Man, she had to pee.
Pushing herself up on her elbows, she considered each of the windows. She’d already checked most of them. Her gaze fell on one. The bathroom. Had she locked it back after cracking it open last night when someone whose name rhymed with Costello had pooped mushy stuff all over the floor?
Remind her to never give him part of her burrito again. Ever.
Struggling to her feet, she glared at Charlie as she made her way to that side of the house. He was happily prancing about the yard again as if the past hour had never happened. Insane dog.
Spider nearly burst into tears when she saw through the pane that the window wasn’t latched. Yes! She pushed it up as far as she could, lifted herself up, and…
A pulsating siren startled her so much she squealed and fell backwards, landing flat on her butt in the grass.
“Oh, no, no, no.” The house’s high-tech smart alarm system was programmed to automatically arm itself after fifteen minutes if the doors and windows remained inactive. Zach had warned her about it at least a dozen times. It was a new system he was testing for clients of his private security firm.
It took Spider a few tries to pull herself up so her waist was aligned with the windowsill. A pair of almond-shaped eyes were there waiting for her when she did. Perched on the sink, Abbott’s black and white feline body was drawn back and ready to spring as he stared at the opening in the window.
“No!” Spider yelled at him as she grappled to lift her left leg up. “Don’t even think about it, mister.”
With a growl, the cat took a leap in the opposite direction and darted through the bathroom doorway as she managed to get her leg over the windowsill. She was half in and half out. Basically. Almost. Her foot was inside the bathroom anyway. That was progress.
“Hello?” a man’s deep voice called from not too far away. “Everything okay back there?”
Oh, for the love of Pete.

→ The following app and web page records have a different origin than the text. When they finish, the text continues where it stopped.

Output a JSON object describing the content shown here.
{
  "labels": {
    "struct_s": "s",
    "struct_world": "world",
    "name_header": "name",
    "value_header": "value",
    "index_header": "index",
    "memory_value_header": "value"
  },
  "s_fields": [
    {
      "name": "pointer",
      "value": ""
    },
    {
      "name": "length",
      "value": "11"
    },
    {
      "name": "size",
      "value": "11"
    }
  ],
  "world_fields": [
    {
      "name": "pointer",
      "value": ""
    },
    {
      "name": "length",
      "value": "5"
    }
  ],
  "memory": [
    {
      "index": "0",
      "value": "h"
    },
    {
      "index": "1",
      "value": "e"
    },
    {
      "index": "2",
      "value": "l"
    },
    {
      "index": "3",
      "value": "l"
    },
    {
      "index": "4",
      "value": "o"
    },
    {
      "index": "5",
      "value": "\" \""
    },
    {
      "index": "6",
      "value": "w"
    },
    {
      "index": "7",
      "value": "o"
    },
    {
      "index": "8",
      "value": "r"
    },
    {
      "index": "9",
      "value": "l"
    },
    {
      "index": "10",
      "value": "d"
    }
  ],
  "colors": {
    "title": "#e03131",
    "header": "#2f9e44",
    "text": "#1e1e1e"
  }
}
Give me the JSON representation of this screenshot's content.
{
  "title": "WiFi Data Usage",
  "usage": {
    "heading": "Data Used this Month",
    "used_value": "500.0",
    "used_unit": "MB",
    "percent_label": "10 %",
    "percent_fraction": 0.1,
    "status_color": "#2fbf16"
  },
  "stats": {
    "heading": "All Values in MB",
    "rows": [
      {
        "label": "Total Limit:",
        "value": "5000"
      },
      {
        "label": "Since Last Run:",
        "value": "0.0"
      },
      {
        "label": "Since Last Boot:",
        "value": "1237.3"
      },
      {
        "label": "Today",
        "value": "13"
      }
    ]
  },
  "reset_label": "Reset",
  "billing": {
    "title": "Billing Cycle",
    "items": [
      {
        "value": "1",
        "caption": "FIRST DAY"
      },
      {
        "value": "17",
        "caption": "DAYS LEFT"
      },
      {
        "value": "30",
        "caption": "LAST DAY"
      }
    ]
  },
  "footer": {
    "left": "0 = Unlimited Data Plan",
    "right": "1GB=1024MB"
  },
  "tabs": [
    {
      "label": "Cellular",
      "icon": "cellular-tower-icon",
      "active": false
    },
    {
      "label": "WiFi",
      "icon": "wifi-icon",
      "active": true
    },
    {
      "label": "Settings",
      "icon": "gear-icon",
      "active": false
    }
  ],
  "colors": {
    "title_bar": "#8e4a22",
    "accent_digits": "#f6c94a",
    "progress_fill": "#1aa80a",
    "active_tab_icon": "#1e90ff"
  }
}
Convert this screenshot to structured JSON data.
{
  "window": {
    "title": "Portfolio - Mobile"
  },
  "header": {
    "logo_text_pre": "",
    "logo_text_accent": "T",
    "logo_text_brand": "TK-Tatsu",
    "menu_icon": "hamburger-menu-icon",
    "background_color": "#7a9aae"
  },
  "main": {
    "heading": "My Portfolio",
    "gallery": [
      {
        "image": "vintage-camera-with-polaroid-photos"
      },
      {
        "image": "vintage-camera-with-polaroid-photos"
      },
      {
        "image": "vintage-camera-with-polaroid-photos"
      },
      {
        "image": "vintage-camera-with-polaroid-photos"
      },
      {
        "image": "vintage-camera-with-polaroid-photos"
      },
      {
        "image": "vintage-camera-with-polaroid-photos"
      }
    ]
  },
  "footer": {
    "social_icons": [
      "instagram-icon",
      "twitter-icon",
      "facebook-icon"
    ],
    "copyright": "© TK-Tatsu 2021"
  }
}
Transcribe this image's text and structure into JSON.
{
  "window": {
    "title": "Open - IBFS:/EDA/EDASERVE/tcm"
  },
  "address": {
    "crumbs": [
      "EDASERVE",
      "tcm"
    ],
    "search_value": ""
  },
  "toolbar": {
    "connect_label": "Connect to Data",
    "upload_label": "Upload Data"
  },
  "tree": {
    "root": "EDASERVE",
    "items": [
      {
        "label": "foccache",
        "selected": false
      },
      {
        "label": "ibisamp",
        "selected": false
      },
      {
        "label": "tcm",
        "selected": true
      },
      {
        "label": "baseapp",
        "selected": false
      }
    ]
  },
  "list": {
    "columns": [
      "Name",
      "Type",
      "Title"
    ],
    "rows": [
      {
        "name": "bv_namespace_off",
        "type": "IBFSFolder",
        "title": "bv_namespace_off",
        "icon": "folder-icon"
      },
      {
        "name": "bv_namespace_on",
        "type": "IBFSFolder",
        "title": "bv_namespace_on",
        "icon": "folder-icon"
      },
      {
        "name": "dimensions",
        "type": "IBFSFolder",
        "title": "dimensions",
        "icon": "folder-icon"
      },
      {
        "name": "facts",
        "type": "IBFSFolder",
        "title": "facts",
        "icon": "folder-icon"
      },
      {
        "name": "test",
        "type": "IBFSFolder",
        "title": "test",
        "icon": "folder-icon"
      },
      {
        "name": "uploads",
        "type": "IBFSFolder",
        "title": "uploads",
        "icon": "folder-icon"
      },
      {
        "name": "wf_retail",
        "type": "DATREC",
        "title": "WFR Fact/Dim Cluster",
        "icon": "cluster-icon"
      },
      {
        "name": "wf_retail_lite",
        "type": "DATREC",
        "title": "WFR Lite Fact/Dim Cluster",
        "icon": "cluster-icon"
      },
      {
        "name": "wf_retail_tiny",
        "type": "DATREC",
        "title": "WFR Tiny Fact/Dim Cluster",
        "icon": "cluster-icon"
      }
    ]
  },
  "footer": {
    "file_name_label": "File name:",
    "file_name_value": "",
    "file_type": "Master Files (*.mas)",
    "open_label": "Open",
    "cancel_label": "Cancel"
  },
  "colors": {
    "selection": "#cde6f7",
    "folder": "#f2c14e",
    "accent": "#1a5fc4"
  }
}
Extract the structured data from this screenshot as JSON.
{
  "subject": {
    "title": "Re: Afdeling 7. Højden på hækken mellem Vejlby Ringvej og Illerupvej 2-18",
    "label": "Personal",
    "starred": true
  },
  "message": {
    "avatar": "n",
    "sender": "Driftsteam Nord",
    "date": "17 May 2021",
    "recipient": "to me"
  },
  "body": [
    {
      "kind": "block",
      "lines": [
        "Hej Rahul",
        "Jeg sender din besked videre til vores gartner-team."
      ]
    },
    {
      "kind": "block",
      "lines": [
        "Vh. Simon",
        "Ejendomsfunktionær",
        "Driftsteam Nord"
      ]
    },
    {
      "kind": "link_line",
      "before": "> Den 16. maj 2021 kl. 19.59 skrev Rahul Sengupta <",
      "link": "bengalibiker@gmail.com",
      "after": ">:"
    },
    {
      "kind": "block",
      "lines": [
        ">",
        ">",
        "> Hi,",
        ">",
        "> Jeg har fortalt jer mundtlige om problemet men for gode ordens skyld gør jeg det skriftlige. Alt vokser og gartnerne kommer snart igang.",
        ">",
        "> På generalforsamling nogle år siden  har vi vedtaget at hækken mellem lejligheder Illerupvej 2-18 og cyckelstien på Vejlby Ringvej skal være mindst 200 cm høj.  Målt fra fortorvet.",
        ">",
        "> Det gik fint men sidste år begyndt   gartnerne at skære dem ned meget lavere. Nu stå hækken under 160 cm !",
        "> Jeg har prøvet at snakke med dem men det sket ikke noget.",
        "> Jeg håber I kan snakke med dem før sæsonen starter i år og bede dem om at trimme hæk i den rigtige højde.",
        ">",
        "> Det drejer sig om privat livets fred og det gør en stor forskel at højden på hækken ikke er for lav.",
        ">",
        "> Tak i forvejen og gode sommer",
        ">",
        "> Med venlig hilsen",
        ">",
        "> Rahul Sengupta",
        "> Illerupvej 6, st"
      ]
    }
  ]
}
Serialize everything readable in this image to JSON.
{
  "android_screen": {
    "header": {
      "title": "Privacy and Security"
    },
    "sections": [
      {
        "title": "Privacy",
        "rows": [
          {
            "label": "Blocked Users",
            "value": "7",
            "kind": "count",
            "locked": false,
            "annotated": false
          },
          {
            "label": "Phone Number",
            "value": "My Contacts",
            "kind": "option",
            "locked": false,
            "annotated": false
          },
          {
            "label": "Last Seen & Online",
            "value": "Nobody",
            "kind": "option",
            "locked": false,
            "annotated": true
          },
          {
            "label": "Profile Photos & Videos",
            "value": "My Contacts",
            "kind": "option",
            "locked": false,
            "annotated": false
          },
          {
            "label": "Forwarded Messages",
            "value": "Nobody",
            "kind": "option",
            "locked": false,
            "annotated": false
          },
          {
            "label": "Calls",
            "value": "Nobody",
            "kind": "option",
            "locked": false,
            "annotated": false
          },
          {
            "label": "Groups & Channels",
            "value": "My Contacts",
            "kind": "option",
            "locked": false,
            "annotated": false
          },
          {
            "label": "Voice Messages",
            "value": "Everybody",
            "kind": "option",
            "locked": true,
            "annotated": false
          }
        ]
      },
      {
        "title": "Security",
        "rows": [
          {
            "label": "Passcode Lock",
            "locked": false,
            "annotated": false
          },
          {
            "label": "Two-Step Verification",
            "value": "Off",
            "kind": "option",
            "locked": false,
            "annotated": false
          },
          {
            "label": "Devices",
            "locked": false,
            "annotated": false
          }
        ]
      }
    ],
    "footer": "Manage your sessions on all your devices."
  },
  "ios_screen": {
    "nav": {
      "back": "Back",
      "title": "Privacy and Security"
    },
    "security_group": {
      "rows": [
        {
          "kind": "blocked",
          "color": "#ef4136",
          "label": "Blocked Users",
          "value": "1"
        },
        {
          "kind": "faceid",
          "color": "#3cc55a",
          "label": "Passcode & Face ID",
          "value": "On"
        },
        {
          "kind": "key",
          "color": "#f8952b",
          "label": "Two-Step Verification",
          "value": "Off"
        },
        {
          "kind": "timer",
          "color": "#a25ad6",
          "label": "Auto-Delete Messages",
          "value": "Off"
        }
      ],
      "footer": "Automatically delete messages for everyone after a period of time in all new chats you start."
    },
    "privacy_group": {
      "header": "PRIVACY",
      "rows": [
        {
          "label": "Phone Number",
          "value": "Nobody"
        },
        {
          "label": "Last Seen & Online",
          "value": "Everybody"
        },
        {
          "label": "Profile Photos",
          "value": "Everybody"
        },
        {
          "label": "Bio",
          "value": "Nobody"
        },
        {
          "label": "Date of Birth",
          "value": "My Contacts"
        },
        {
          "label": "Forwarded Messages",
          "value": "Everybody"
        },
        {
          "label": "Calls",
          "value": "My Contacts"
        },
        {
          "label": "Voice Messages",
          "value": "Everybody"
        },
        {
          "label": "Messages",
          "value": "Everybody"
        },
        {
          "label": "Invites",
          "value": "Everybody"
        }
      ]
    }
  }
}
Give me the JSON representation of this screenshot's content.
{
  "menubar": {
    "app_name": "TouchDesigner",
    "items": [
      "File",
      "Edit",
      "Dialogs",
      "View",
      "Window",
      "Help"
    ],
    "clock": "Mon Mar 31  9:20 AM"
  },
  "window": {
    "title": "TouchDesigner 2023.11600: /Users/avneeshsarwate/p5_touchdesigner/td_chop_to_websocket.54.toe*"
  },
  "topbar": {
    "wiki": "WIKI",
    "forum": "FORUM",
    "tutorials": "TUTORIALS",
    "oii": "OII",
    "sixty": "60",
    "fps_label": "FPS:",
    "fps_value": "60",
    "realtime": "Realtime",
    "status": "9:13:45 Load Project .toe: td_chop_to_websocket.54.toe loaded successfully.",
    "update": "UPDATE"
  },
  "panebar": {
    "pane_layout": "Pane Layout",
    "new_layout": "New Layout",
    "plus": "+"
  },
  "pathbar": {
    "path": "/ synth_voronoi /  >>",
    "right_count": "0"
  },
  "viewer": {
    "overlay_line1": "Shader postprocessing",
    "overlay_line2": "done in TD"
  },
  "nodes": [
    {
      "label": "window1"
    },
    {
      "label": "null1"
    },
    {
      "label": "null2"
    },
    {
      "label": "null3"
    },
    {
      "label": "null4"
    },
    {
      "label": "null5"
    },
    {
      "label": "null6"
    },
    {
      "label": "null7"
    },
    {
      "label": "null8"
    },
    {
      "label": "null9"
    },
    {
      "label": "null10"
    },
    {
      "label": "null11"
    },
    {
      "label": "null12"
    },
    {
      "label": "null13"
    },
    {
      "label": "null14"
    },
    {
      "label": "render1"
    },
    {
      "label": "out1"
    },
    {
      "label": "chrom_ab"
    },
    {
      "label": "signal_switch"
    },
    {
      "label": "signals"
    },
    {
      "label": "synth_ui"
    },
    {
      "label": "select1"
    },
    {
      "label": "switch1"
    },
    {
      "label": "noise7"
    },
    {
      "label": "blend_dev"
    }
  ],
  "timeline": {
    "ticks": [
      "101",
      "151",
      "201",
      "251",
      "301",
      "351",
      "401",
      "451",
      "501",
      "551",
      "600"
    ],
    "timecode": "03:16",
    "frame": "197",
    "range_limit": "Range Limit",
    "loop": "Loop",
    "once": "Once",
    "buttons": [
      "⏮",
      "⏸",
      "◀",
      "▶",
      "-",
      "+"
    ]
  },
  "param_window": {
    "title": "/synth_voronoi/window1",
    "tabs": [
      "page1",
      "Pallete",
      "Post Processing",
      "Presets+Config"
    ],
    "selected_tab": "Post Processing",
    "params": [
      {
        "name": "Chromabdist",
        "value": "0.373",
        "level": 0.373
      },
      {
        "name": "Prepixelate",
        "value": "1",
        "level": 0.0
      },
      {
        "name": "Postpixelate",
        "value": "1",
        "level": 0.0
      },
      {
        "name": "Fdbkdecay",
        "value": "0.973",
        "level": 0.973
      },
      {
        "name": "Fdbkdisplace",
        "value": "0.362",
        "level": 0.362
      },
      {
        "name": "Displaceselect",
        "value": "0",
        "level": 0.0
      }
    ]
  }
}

Straddling the window, Spider wiggled, trying to swing her other leg over and into the bathroom. Much harder to do than she’d expected. Her left side was pressed to the pane of glass on the outside of the house. No matter how hard she pushed, she couldn’t get the window to raise high enough to let her maneuver inside.
The house phone began ringing and seconds later, the alarm stopped. Well, that was something at least.
Furry legs grabbed onto Spider’s calf inside the house.
“Hello?” the man called again.
“Uh, yeah! We’re okay.” Still trying to shove the window up, she glanced down and saw Costello humping away at her leg.
You’ve got to be kidding me.
She tried to jostle the dog off, which only managed to get her stuck in a more awkward position. Uh. She was wedged in there pretty good now.
The back fence moved inward. Spider reached a hand out and screamed, “Don’t let the dog out!”
A man she didn’t recognize grabbed Charlie’s collar just as the dog ran toward the gate. That mutt must have some superpower for detecting openings he couldn’t see. She’d swear her life on it. Her body sagged against the window frame on a loud sigh of relief that he hadn’t escaped again.
The stranger snapped the gate shut behind him and gave Charlie a generous rub on both ears. Spider snorted when Charlie lapped the man’s face with his tongue. Some guard dog he was.
“Are you sure you don’t need help?”
Seriously? He wanted to help her now?
The guy lifted his delicious green gaze, which widened when it found her. He swore. “Are you stuck in the window?”
She stifled a groan. He would have to be a total hottie, wouldn’t he?
Please, someone shoot me now.
An eclectic reader who loves almost every genre, Angela Campbell read her first romance novel at 16 and immediately endeavored to write one, too. Many offbeat attempts (and a couple of decades) later, she published her first novel through Carina Press and has since sold a three-book series to Harper Impulse. “On the Scent” topped the Kindle charts in March 2014, officially becoming an Amazon best seller in both romantic suspense and romantic comedy. With every story she pens, Angela aims to build in a paranormal element to a contemporary and recognizable world with characters who find love in oftentimes humorous and extraordinary situations. Learn more about her books at www.AngelaCampbellOnline.com.